ACTION ITEM: Copy out every record precisely.

(MATERIAL PROVIDED begins)

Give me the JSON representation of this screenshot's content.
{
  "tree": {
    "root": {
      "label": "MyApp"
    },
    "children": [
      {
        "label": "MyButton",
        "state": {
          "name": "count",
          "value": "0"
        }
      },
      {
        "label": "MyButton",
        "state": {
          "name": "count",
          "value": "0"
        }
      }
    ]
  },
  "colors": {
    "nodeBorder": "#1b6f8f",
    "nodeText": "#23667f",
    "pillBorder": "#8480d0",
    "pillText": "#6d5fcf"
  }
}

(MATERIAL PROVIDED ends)

RESPONSE BOX:
Give me the JSON representation of this screenshot's content.
{
  "tree": {
    "root": {
      "label": "MyApp"
    },
    "children": [
      {
        "label": "MyButton",
        "state": {
          "name": "count",
          "value": "0"
        }
      },
      {
        "label": "MyButton",
        "state": {
          "name": "count",
          "value": "0"
        }
      }
    ]
  },
  "colors": {
    "nodeBorder": "#1b6f8f",
    "nodeText": "#23667f",
    "pillBorder": "#8480d0",
    "pillText": "#6d5fcf"
  }
}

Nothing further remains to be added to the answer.